• **Goal of the exercise**
Write the records out again without change. Leave the pictures behind.

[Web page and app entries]

● ● ● ● ●

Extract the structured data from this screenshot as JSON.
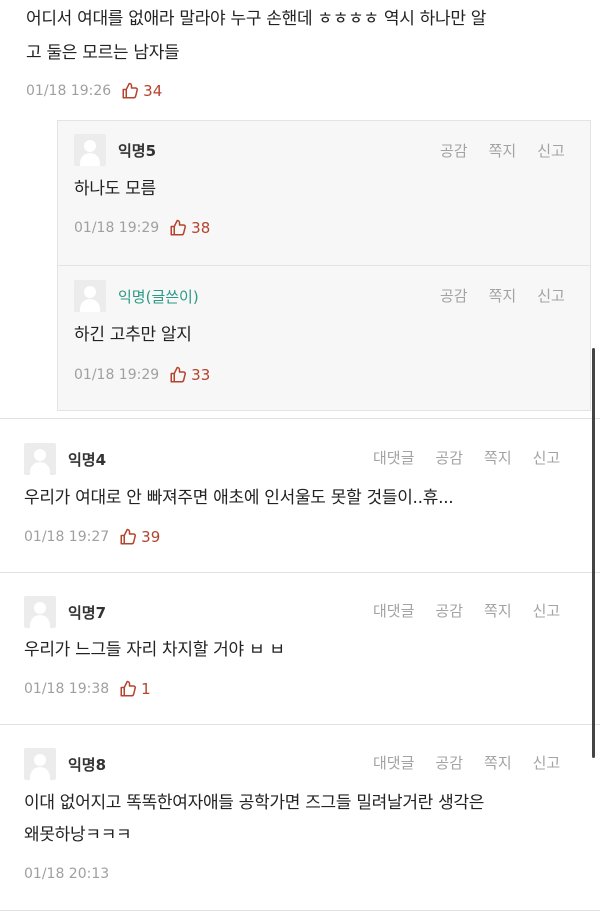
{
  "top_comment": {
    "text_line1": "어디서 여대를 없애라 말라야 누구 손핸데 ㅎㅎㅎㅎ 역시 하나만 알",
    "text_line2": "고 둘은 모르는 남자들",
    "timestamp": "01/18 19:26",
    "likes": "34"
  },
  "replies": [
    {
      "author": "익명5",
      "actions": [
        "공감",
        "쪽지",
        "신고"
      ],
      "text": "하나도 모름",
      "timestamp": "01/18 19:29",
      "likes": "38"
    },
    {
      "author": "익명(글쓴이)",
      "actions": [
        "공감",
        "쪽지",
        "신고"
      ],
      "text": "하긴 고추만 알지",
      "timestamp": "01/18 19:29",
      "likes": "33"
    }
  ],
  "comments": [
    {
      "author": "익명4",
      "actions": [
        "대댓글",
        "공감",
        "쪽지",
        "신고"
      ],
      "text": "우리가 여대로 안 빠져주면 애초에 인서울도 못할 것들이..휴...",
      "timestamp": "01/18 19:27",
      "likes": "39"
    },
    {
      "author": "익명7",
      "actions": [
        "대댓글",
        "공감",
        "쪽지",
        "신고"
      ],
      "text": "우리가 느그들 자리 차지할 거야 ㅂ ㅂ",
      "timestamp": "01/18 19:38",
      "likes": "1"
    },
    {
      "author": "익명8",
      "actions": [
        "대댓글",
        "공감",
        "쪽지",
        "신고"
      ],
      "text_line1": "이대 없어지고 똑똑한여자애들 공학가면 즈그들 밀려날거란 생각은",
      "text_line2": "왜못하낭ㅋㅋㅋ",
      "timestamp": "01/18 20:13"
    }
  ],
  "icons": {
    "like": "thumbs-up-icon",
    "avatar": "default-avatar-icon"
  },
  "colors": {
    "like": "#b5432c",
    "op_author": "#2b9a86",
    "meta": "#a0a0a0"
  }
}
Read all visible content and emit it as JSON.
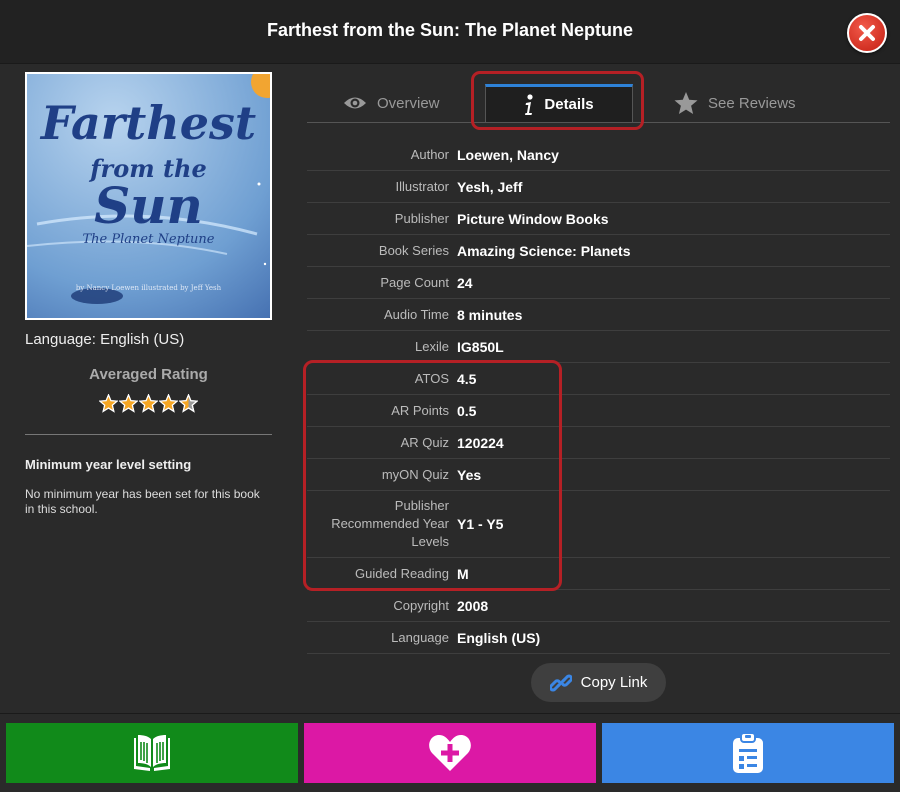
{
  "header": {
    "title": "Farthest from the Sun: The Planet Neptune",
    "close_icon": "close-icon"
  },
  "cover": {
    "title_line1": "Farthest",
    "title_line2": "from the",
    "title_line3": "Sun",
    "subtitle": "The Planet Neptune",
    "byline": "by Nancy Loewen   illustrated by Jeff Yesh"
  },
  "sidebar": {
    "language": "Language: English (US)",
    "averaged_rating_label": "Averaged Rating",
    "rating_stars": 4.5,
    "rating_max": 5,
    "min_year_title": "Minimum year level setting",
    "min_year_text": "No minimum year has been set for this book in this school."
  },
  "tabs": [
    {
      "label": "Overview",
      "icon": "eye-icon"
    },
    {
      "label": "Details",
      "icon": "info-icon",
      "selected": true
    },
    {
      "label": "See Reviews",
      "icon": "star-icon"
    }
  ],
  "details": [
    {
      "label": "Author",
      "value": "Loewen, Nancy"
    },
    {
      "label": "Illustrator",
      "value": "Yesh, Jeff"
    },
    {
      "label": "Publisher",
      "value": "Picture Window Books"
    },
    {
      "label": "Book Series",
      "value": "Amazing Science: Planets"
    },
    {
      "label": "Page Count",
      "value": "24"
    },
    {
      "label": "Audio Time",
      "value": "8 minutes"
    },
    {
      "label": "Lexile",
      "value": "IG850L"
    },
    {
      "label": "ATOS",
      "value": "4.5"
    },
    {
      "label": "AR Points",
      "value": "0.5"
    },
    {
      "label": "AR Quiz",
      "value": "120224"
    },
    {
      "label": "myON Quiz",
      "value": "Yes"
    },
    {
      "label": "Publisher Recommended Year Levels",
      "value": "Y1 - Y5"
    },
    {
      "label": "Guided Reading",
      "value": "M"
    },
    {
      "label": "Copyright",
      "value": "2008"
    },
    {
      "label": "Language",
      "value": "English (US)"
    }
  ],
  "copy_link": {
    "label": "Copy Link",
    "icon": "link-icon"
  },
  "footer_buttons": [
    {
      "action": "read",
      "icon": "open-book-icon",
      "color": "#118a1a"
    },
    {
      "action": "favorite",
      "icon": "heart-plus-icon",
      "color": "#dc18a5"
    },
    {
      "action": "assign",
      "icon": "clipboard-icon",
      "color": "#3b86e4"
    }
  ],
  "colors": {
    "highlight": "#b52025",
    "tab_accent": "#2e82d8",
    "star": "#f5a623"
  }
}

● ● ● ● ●

• **Completed task**
Extract the structured data from this screenshot as JSON.
{
  "top_comment": {
    "text_line1": "어디서 여대를 없애라 말라야 누구 손핸데 ㅎㅎㅎㅎ 역시 하나만 알",
    "text_line2": "고 둘은 모르는 남자들",
    "timestamp": "01/18 19:26",
    "likes": "34"
  },
  "replies": [
    {
      "author": "익명5",
      "actions": [
        "공감",
        "쪽지",
        "신고"
      ],
      "text": "하나도 모름",
      "timestamp": "01/18 19:29",
      "likes": "38"
    },
    {
      "author": "익명(글쓴이)",
      "actions": [
        "공감",
        "쪽지",
        "신고"
      ],
      "text": "하긴 고추만 알지",
      "timestamp": "01/18 19:29",
      "likes": "33"
    }
  ],
  "comments": [
    {
      "author": "익명4",
      "actions": [
        "대댓글",
        "공감",
        "쪽지",
        "신고"
      ],
      "text": "우리가 여대로 안 빠져주면 애초에 인서울도 못할 것들이..휴...",
      "timestamp": "01/18 19:27",
      "likes": "39"
    },
    {
      "author": "익명7",
      "actions": [
        "대댓글",
        "공감",
        "쪽지",
        "신고"
      ],
      "text": "우리가 느그들 자리 차지할 거야 ㅂ ㅂ",
      "timestamp": "01/18 19:38",
      "likes": "1"
    },
    {
      "author": "익명8",
      "actions": [
        "대댓글",
        "공감",
        "쪽지",
        "신고"
      ],
      "text_line1": "이대 없어지고 똑똑한여자애들 공학가면 즈그들 밀려날거란 생각은",
      "text_line2": "왜못하낭ㅋㅋㅋ",
      "timestamp": "01/18 20:13"
    }
  ],
  "icons": {
    "like": "thumbs-up-icon",
    "avatar": "default-avatar-icon"
  },
  "colors": {
    "like": "#b5432c",
    "op_author": "#2b9a86",
    "meta": "#a0a0a0"
  }
}
Read all visible content and emit it as JSON.
{
  "header": {
    "title": "Farthest from the Sun: The Planet Neptune",
    "close_icon": "close-icon"
  },
  "cover": {
    "title_line1": "Farthest",
    "title_line2": "from the",
    "title_line3": "Sun",
    "subtitle": "The Planet Neptune",
    "byline": "by Nancy Loewen   illustrated by Jeff Yesh"
  },
  "sidebar": {
    "language": "Language: English (US)",
    "averaged_rating_label": "Averaged Rating",
    "rating_stars": 4.5,
    "rating_max": 5,
    "min_year_title": "Minimum year level setting",
    "min_year_text": "No minimum year has been set for this book in this school."
  },
  "tabs": [
    {
      "label": "Overview",
      "icon": "eye-icon"
    },
    {
      "label": "Details",
      "icon": "info-icon",
      "selected": true
    },
    {
      "label": "See Reviews",
      "icon": "star-icon"
    }
  ],
  "details": [
    {
      "label": "Author",
      "value": "Loewen, Nancy"
    },
    {
      "label": "Illustrator",
      "value": "Yesh, Jeff"
    },
    {
      "label": "Publisher",
      "value": "Picture Window Books"
    },
    {
      "label": "Book Series",
      "value": "Amazing Science: Planets"
    },
    {
      "label": "Page Count",
      "value": "24"
    },
    {
      "label": "Audio Time",
      "value": "8 minutes"
    },
    {
      "label": "Lexile",
      "value": "IG850L"
    },
    {
      "label": "ATOS",
      "value": "4.5"
    },
    {
      "label": "AR Points",
      "value": "0.5"
    },
    {
      "label": "AR Quiz",
      "value": "120224"
    },
    {
      "label": "myON Quiz",
      "value": "Yes"
    },
    {
      "label": "Publisher Recommended Year Levels",
      "value": "Y1 - Y5"
    },
    {
      "label": "Guided Reading",
      "value": "M"
    },
    {
      "label": "Copyright",
      "value": "2008"
    },
    {
      "label": "Language",
      "value": "English (US)"
    }
  ],
  "copy_link": {
    "label": "Copy Link",
    "icon": "link-icon"
  },
  "footer_buttons": [
    {
      "action": "read",
      "icon": "open-book-icon",
      "color": "#118a1a"
    },
    {
      "action": "favorite",
      "icon": "heart-plus-icon",
      "color": "#dc18a5"
    },
    {
      "action": "assign",
      "icon": "clipboard-icon",
      "color": "#3b86e4"
    }
  ],
  "colors": {
    "highlight": "#b52025",
    "tab_accent": "#2e82d8",
    "star": "#f5a623"
  }
}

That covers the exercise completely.